It was just a little sign, taped to a Liberal Party recruiting booth, but it immediately caught my attention.
It read: “Enter to win a hat signed by Justin Trudeau.”
“Why,” I wondered, “would anybody consider a hat signed by a politician to be a prize?”
Then I remembered, Liberal leader Justin Trudeau is no ordinary politician, he’s much more important than that – he’s a celebrity!
He has a famous, former prime minster father; he has matinee idol good looks; he once pummeled a Conservative Senator in a boxing match, all of which makes him one part handsome prince; one part pop star; one part action hero.
This is why much of the media has bestowed upon Trudeau the kind of fawning coverage usually reserved for visiting royalty (such as Barack Obama) or for Rock stars promoting a trendy “celebrity-backed” plan to end African poverty, a plan usually involving creative Twitter #hashtags.
And make no mistake, celebrity-hood matters politically because in our modern, hi-tech, secular society, celebrities are the closest thing we have left to gods.
We see celebrities as heroic, glamorous, adventurous, beautiful, rich, privileged -- everything we aspire to be.
So we idolize them.
We buy the hemorrhoid products celebrities endorse; we dress (or in some cases undress) like them; we soak up their every word when they lecture us on the finer points of our national energy policy.
We even try to connect to them on some supernatural level by owning items they may have touched or signed, just as our ancestors in medieval times sought out holy relics, which is why people might covet an autographed Trudeau hat.
Part of this worshipping process includes transforming our celebrities into idealized versions of humanity.
After all, what’s the point of paying homage to a regular schmuck?
So it is that Trudeau’s celebrity status also confers upon him the aura of a perfect politician, a leader who is imbued with positivity and idealism, whose motives are completely pure, whose aims are utterly noble, and whose hair has achieved a divine level of flawlessness.
That’s why, unlike regular, run-of-the-mill, non-celebrity politicians, Trudeau doesn’t need policies or platforms or, you know, anything actually resembling a real idea.
Indeed, the implied Liberal “marketing” message is that Trudeau, through a combination of celebrity superpowers and Chinese-communist-style efficiency, will painlessly and effortlessly solve all our problems.
The budget will balance itself;
Alberta will develop oil sands in a way that
makes the air smell like roses; and once Trudeau discovers the “root causes” of
evil, Vladimir Putin and ISIS will turn away from aggression and dedicate
themselves to helping homeless puppies.
Who can compete with a narrative like that? No wonder Trudeau is soaring in the polls.
Of course, somewhere deep in our hearts, we all realize the Trudeau story is really just a nice fairy tale, just as know that Kermit the Frog is really just a piece of felt with buttons for eyes.
But the Trudeau fairy tale is one we desperately want to believe. We want to believe there’s a leader out there who can magically make the country a better place, who can unite us all regardless of race, region or hockey affiliation, who can rise above partisan political bickering, who will let us have our cake and eat it too.

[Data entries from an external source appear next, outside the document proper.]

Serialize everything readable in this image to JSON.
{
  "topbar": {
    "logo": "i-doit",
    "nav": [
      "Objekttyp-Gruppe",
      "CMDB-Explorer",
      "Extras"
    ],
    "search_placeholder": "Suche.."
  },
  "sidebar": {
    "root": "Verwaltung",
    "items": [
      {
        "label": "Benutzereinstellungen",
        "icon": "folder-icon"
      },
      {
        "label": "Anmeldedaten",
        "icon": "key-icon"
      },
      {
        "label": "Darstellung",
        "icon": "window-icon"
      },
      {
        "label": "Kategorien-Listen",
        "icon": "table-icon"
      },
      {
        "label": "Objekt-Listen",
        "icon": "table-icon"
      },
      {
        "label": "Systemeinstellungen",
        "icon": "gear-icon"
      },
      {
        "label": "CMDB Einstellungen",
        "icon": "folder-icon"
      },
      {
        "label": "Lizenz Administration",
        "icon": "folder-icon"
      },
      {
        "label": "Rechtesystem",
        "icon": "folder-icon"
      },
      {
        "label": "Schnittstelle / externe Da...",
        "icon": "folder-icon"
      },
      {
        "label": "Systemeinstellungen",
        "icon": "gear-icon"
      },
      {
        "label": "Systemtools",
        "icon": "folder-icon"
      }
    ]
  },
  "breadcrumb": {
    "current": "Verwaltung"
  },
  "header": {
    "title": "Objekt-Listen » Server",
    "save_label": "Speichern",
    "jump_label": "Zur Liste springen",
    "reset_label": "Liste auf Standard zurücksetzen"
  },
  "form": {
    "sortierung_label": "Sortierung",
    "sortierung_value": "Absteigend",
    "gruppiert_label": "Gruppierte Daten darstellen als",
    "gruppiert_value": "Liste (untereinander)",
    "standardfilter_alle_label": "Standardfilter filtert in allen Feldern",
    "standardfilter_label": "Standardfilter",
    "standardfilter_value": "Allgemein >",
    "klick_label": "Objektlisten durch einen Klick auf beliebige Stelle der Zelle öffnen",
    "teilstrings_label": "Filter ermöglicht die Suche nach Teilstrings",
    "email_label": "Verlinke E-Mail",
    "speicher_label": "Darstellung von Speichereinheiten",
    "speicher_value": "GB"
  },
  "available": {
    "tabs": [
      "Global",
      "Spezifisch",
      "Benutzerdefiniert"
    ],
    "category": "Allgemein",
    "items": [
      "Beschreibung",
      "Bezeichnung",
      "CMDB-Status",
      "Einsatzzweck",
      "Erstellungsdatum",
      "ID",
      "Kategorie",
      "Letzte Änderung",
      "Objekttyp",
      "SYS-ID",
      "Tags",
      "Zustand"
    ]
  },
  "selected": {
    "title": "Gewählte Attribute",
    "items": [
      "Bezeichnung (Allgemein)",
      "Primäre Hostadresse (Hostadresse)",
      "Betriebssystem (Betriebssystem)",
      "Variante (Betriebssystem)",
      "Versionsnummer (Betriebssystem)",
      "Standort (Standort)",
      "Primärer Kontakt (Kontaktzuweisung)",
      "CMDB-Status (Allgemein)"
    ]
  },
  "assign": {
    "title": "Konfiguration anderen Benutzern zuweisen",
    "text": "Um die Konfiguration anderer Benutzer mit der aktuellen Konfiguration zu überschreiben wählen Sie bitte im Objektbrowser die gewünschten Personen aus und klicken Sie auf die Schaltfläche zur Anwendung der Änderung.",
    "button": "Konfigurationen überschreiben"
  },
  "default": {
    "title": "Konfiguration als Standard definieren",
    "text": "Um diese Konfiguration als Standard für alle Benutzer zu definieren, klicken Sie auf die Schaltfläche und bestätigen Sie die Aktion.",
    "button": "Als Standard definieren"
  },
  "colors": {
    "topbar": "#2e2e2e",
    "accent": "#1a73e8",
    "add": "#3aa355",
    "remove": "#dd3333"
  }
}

We don’t want to pull back the curtain and see Trudeau for what he really is: a likable but inexperienced, gaffe-prone politician who is probably incapable of uttering anything beyond carefully rehearsed platitudes.

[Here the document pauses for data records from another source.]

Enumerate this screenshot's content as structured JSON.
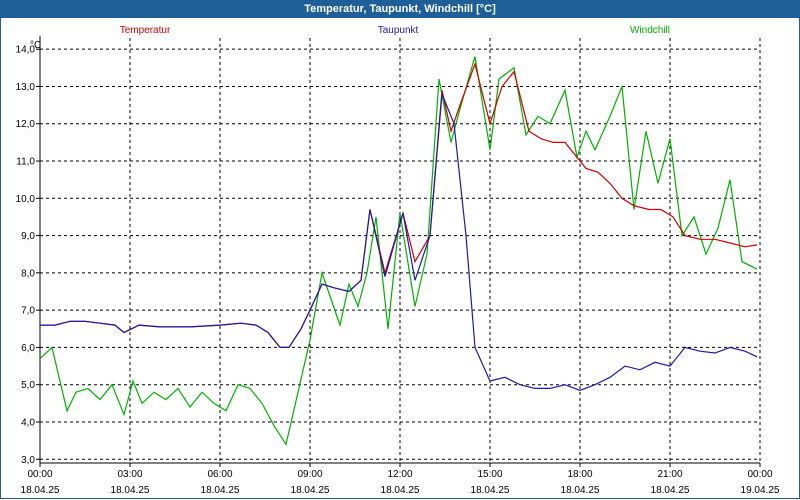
{
  "window": {
    "title": "Temperatur, Taupunkt, Windchill [°C]"
  },
  "chart_data": {
    "type": "line",
    "title": "Temperatur, Taupunkt, Windchill [°C]",
    "ylabel": "°C",
    "ylim": [
      2.9,
      14.3
    ],
    "xlim": [
      0,
      24
    ],
    "grid": true,
    "legend_placement": "top",
    "y_ticks": [
      "3,0",
      "4,0",
      "5,0",
      "6,0",
      "7,0",
      "8,0",
      "9,0",
      "10,0",
      "11,0",
      "12,0",
      "13,0",
      "14,0"
    ],
    "x_ticks": [
      {
        "time": "00:00",
        "date": "18.04.25"
      },
      {
        "time": "03:00",
        "date": "18.04.25"
      },
      {
        "time": "06:00",
        "date": "18.04.25"
      },
      {
        "time": "09:00",
        "date": "18.04.25"
      },
      {
        "time": "12:00",
        "date": "18.04.25"
      },
      {
        "time": "15:00",
        "date": "18.04.25"
      },
      {
        "time": "18:00",
        "date": "18.04.25"
      },
      {
        "time": "21:00",
        "date": "18.04.25"
      },
      {
        "time": "00:00",
        "date": "19.04.25"
      }
    ],
    "series": [
      {
        "name": "Temperatur",
        "color": "#cc0000",
        "points": [
          [
            0,
            6.6
          ],
          [
            0.5,
            6.6
          ],
          [
            1,
            6.7
          ],
          [
            1.5,
            6.7
          ],
          [
            2,
            6.65
          ],
          [
            2.5,
            6.6
          ],
          [
            2.8,
            6.4
          ],
          [
            3.3,
            6.6
          ],
          [
            4,
            6.55
          ],
          [
            5,
            6.55
          ],
          [
            6,
            6.6
          ],
          [
            6.7,
            6.65
          ],
          [
            7.2,
            6.6
          ],
          [
            7.6,
            6.4
          ],
          [
            8,
            6.0
          ],
          [
            8.3,
            6.0
          ],
          [
            8.7,
            6.5
          ],
          [
            9,
            7.0
          ],
          [
            9.4,
            7.7
          ],
          [
            9.8,
            7.6
          ],
          [
            10.3,
            7.5
          ],
          [
            10.7,
            7.8
          ],
          [
            11.0,
            9.7
          ],
          [
            11.5,
            8.0
          ],
          [
            12.1,
            9.6
          ],
          [
            12.5,
            8.3
          ],
          [
            13.0,
            9.0
          ],
          [
            13.4,
            12.9
          ],
          [
            13.7,
            11.8
          ],
          [
            14.0,
            12.5
          ],
          [
            14.5,
            13.6
          ],
          [
            15.0,
            12.0
          ],
          [
            15.4,
            13.0
          ],
          [
            15.8,
            13.4
          ],
          [
            16.3,
            11.8
          ],
          [
            16.7,
            11.6
          ],
          [
            17.1,
            11.5
          ],
          [
            17.5,
            11.5
          ],
          [
            17.8,
            11.2
          ],
          [
            18.2,
            10.8
          ],
          [
            18.6,
            10.7
          ],
          [
            19.0,
            10.4
          ],
          [
            19.4,
            10.0
          ],
          [
            19.8,
            9.8
          ],
          [
            20.3,
            9.7
          ],
          [
            20.7,
            9.7
          ],
          [
            21.1,
            9.5
          ],
          [
            21.5,
            9.0
          ],
          [
            22.0,
            8.9
          ],
          [
            22.5,
            8.9
          ],
          [
            23.0,
            8.8
          ],
          [
            23.5,
            8.7
          ],
          [
            23.9,
            8.75
          ]
        ]
      },
      {
        "name": "Taupunkt",
        "color": "#1a1aa6",
        "points": [
          [
            0,
            6.6
          ],
          [
            0.5,
            6.6
          ],
          [
            1,
            6.7
          ],
          [
            1.5,
            6.7
          ],
          [
            2,
            6.65
          ],
          [
            2.5,
            6.6
          ],
          [
            2.8,
            6.4
          ],
          [
            3.3,
            6.6
          ],
          [
            4,
            6.55
          ],
          [
            5,
            6.55
          ],
          [
            6,
            6.6
          ],
          [
            6.7,
            6.65
          ],
          [
            7.2,
            6.6
          ],
          [
            7.6,
            6.4
          ],
          [
            8,
            6.0
          ],
          [
            8.3,
            6.0
          ],
          [
            8.7,
            6.5
          ],
          [
            9,
            7.0
          ],
          [
            9.4,
            7.7
          ],
          [
            9.8,
            7.6
          ],
          [
            10.3,
            7.5
          ],
          [
            10.7,
            7.8
          ],
          [
            11.0,
            9.7
          ],
          [
            11.5,
            7.9
          ],
          [
            12.1,
            9.6
          ],
          [
            12.5,
            7.8
          ],
          [
            13.0,
            9.0
          ],
          [
            13.4,
            12.8
          ],
          [
            13.8,
            12.0
          ],
          [
            14.2,
            9.0
          ],
          [
            14.5,
            6.0
          ],
          [
            15.0,
            5.1
          ],
          [
            15.5,
            5.2
          ],
          [
            16.0,
            5.0
          ],
          [
            16.5,
            4.9
          ],
          [
            17.0,
            4.9
          ],
          [
            17.5,
            5.0
          ],
          [
            18.0,
            4.85
          ],
          [
            18.5,
            5.0
          ],
          [
            19.0,
            5.2
          ],
          [
            19.5,
            5.5
          ],
          [
            20.0,
            5.4
          ],
          [
            20.5,
            5.6
          ],
          [
            21.0,
            5.5
          ],
          [
            21.5,
            6.0
          ],
          [
            22.0,
            5.9
          ],
          [
            22.5,
            5.85
          ],
          [
            23.0,
            6.0
          ],
          [
            23.5,
            5.9
          ],
          [
            23.9,
            5.75
          ]
        ]
      },
      {
        "name": "Windchill",
        "color": "#00b000",
        "points": [
          [
            0,
            5.7
          ],
          [
            0.4,
            6.0
          ],
          [
            0.9,
            4.3
          ],
          [
            1.2,
            4.8
          ],
          [
            1.6,
            4.9
          ],
          [
            2.0,
            4.6
          ],
          [
            2.4,
            5.0
          ],
          [
            2.8,
            4.2
          ],
          [
            3.1,
            5.1
          ],
          [
            3.4,
            4.5
          ],
          [
            3.8,
            4.8
          ],
          [
            4.2,
            4.6
          ],
          [
            4.6,
            4.9
          ],
          [
            5.0,
            4.4
          ],
          [
            5.4,
            4.8
          ],
          [
            5.8,
            4.5
          ],
          [
            6.2,
            4.3
          ],
          [
            6.6,
            5.0
          ],
          [
            7.0,
            4.9
          ],
          [
            7.4,
            4.5
          ],
          [
            7.8,
            3.9
          ],
          [
            8.2,
            3.4
          ],
          [
            8.6,
            4.8
          ],
          [
            9.0,
            6.2
          ],
          [
            9.4,
            8.0
          ],
          [
            9.7,
            7.3
          ],
          [
            10.0,
            6.6
          ],
          [
            10.3,
            7.7
          ],
          [
            10.6,
            7.1
          ],
          [
            10.9,
            8.0
          ],
          [
            11.2,
            9.5
          ],
          [
            11.6,
            6.5
          ],
          [
            12.0,
            9.6
          ],
          [
            12.5,
            7.1
          ],
          [
            12.9,
            8.5
          ],
          [
            13.3,
            13.2
          ],
          [
            13.7,
            11.5
          ],
          [
            14.0,
            12.4
          ],
          [
            14.5,
            13.8
          ],
          [
            15.0,
            11.3
          ],
          [
            15.3,
            13.2
          ],
          [
            15.8,
            13.5
          ],
          [
            16.2,
            11.7
          ],
          [
            16.6,
            12.2
          ],
          [
            17.0,
            12.0
          ],
          [
            17.5,
            12.9
          ],
          [
            17.9,
            11.1
          ],
          [
            18.2,
            11.8
          ],
          [
            18.5,
            11.3
          ],
          [
            19.0,
            12.2
          ],
          [
            19.4,
            13.0
          ],
          [
            19.8,
            9.7
          ],
          [
            20.2,
            11.8
          ],
          [
            20.6,
            10.4
          ],
          [
            21.0,
            11.6
          ],
          [
            21.4,
            9.0
          ],
          [
            21.8,
            9.5
          ],
          [
            22.2,
            8.5
          ],
          [
            22.6,
            9.2
          ],
          [
            23.0,
            10.5
          ],
          [
            23.4,
            8.3
          ],
          [
            23.9,
            8.1
          ]
        ]
      }
    ]
  }
}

That would force us to face the ugly truth: that no matter who is prime minister, no matter which party is in charge, politics is a messy, tough, cynical, scandal-prone business that offers no clear cut or easy answers.

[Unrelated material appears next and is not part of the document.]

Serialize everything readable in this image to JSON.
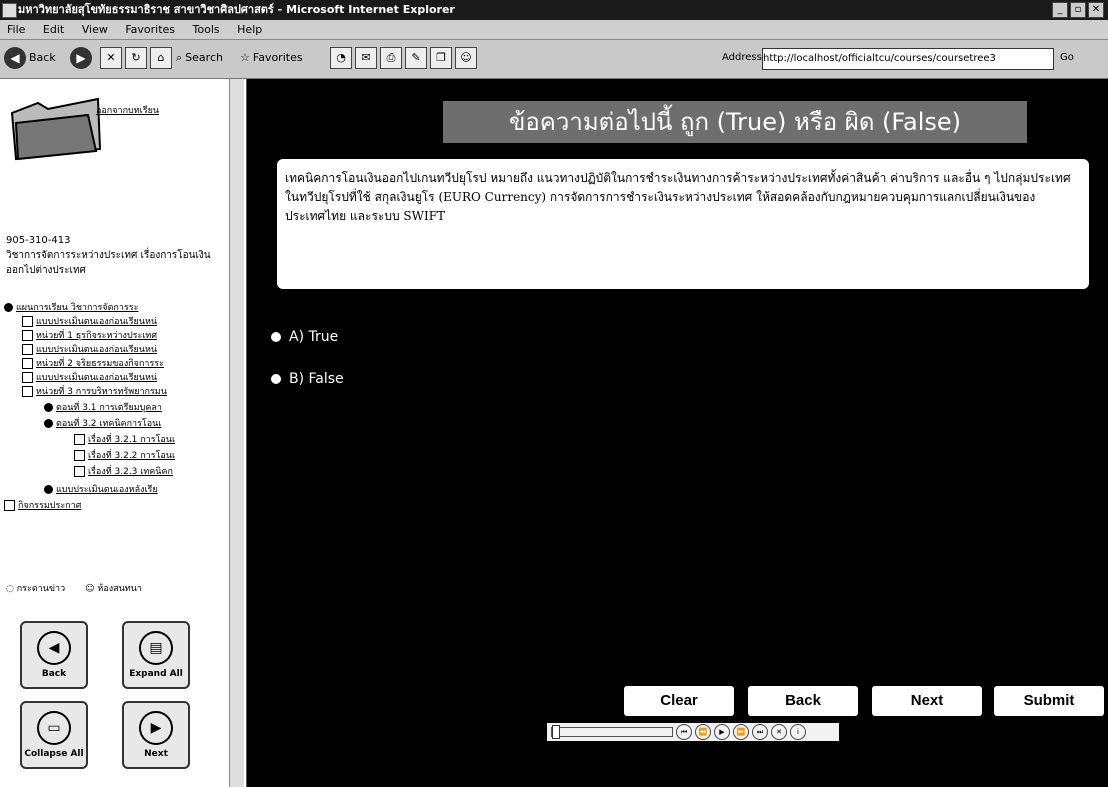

Who wants to contemplate that harshness when it’s so much easier, so much more satisfying to believe in Trudeau’s rainbows and lollipops agenda?
As Oscar Wilde put it, “illusion is the first of all pleasures.”
Consequently, because it gives us pleasure, Trudeau remains firmly atop his celebrity pedestal, meaning he has a good chance of becoming our next prime minister.
Then, I guess, we will see what happens when illusion confronts reality.
(Spoiler alert: illusion usually doesn’t do so well.)